== YOUR OBJECTIVE ==
Copy out each line of the data that contains "text".

== Web page and app entries ==
════════════════════

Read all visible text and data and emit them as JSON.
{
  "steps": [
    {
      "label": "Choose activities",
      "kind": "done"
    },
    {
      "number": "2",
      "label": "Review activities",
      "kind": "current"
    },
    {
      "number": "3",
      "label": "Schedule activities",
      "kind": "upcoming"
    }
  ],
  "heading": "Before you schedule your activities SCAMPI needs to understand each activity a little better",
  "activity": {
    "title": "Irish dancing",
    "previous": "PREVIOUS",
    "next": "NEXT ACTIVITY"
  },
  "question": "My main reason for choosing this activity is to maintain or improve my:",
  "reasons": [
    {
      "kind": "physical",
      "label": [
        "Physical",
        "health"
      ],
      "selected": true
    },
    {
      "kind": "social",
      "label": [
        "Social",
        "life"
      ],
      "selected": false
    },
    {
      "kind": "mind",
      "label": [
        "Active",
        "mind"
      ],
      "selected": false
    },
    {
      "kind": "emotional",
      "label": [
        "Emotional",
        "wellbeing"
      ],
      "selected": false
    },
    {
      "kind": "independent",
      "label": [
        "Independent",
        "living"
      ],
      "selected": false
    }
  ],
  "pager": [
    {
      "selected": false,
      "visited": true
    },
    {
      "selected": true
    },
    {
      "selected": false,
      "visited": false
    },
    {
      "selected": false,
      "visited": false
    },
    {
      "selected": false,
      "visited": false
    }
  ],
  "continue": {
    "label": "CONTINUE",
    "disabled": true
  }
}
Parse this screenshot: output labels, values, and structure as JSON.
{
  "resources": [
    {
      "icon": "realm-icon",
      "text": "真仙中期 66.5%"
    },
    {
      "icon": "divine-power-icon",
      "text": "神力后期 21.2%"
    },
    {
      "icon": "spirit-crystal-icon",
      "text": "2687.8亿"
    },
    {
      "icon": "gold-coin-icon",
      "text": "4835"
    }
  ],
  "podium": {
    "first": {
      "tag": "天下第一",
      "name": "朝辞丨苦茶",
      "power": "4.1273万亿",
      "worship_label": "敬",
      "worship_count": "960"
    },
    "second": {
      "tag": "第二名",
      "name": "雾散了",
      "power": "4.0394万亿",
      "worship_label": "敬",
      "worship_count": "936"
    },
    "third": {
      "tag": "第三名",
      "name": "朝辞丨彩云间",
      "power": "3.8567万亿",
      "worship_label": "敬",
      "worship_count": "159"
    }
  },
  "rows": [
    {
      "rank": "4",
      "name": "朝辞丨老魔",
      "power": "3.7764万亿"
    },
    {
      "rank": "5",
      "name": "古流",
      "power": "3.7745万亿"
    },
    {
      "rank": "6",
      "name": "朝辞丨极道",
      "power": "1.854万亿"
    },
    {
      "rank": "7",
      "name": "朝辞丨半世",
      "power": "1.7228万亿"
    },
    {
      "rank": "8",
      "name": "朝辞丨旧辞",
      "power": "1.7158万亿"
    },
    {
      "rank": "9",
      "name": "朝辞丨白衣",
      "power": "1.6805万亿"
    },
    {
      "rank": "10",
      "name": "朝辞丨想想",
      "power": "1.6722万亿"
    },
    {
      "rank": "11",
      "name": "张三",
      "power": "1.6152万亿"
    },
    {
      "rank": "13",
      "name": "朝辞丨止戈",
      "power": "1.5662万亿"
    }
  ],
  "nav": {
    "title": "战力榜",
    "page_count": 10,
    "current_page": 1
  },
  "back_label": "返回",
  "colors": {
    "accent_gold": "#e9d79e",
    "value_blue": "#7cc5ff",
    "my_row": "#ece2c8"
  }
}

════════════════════

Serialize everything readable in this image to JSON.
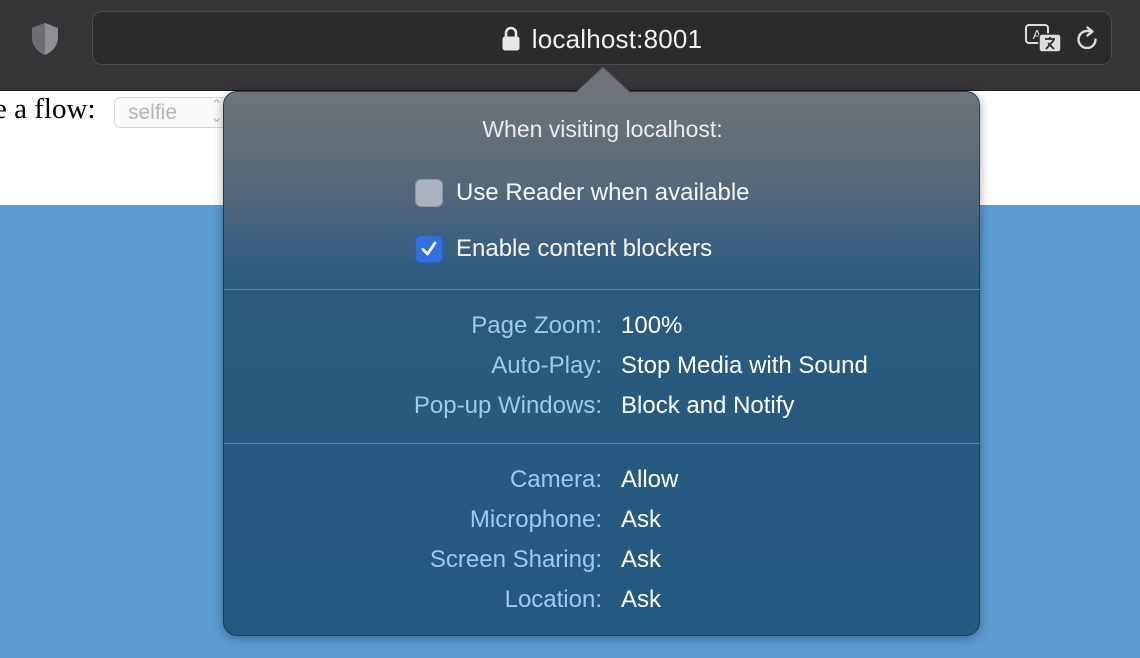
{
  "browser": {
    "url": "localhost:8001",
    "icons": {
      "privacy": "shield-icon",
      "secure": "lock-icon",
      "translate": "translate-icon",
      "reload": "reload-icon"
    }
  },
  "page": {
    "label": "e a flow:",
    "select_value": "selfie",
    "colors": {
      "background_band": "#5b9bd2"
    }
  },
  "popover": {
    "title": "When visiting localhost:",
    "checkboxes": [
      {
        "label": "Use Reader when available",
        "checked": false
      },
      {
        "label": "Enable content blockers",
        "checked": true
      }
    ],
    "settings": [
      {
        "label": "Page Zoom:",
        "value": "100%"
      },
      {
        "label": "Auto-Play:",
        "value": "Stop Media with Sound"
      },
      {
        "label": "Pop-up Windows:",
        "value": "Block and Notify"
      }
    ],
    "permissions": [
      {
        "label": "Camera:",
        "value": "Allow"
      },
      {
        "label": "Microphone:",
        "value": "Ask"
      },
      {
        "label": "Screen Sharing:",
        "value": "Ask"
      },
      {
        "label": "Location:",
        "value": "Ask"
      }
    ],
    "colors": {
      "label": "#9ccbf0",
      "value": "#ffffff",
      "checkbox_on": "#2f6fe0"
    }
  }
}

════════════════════

== SOLUTION TO THIS TASK ==
Read all visible text and data and emit them as JSON.
      "text": "真仙中期 66.5%"
      "text": "神力后期 21.2%"
      "text": "2687.8亿"
      "text": "4835"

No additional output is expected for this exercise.